Women Rabbis in the Pulpit
Edited by Rabbi Dr Barbara Borts and Rabbi Elli Tikvah Sarah.
It remains a paradox that for many congregants the highlight of the Shabbat morning service is not actually in the prayerbook — and I don’t mean the whisky and fishballs. The rabbi’s sermon is not a formal part of the liturgy but it is often the moment we look forward to being stirred, enlightened, even elevated — guided across the bridge between ancient text and the world we live in.
This lively and thoughtful collection was published at the end of last year to mark the 40th anniversary of the ordination of the UK’s first woman rabbi, Jackie Tabick (and 80 years after the first in Europe, Regina Jonas). It contains contributions from most of the 55 women who have received semichah from London’s Leo Baeck College including Rabbi Tabick herself, plus a foreword from America’s first female rabbi, Sally Priesand, who preceded her by three years.
Thematically, they range from social concerns with refugees or maintaining a relationship with Israel when some of the actions of its government trouble us to try to find meaning in ritual or spirituality in practice.
Some are inspired by incidents in life, others from traditional customs such as the blessing of the Priests or leaving bare a corner of a wall to remember the destruction of the Temple. Others concentrate on close readings of a verse in the Torah. Along with citations of Talmud and Midrash, there are references to Leonard Cohen and Genesis.
While the authors may be Progressive, the content of most of the contributions is not denominationally restrictive — although one or two are at the cutting-edge of identity issues, such as that from the transgender Rabbi Indigo Jonah Raphael (formerly Rabbi Melinda Carr).

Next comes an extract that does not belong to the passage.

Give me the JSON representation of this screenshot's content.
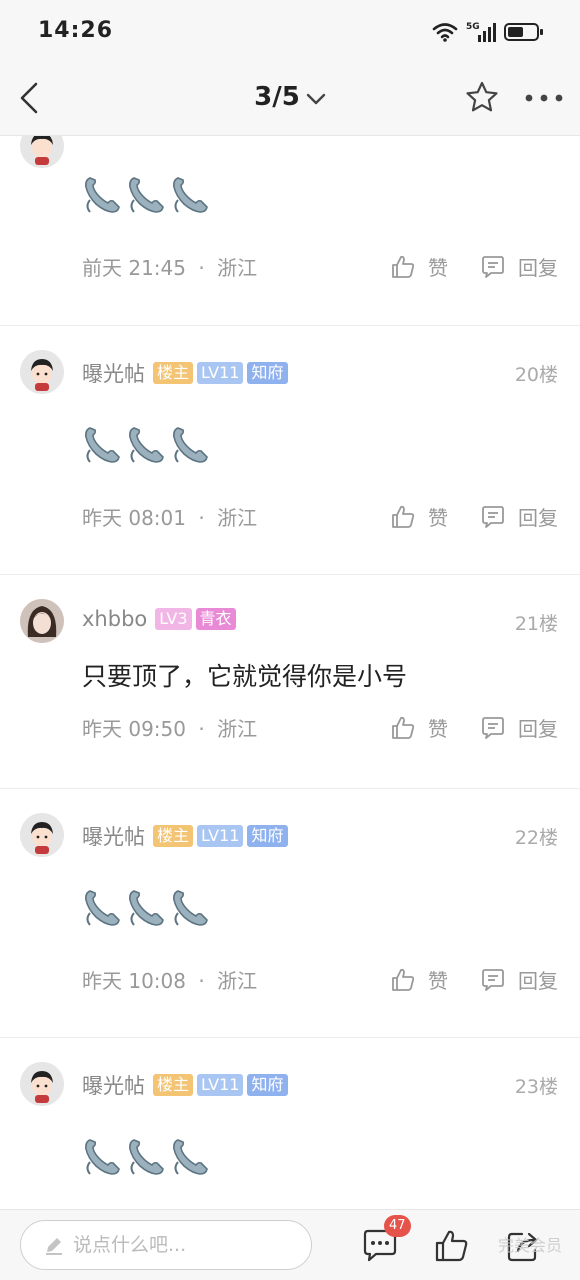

Forgive me if I do not reveal my personal favourites. For would-be sermon-givers, this will be a helpful handbook, while if your own rabbi is having an off-day in the pulpit or you oversleep on Shabbat morning, you might enjoy having this to hand.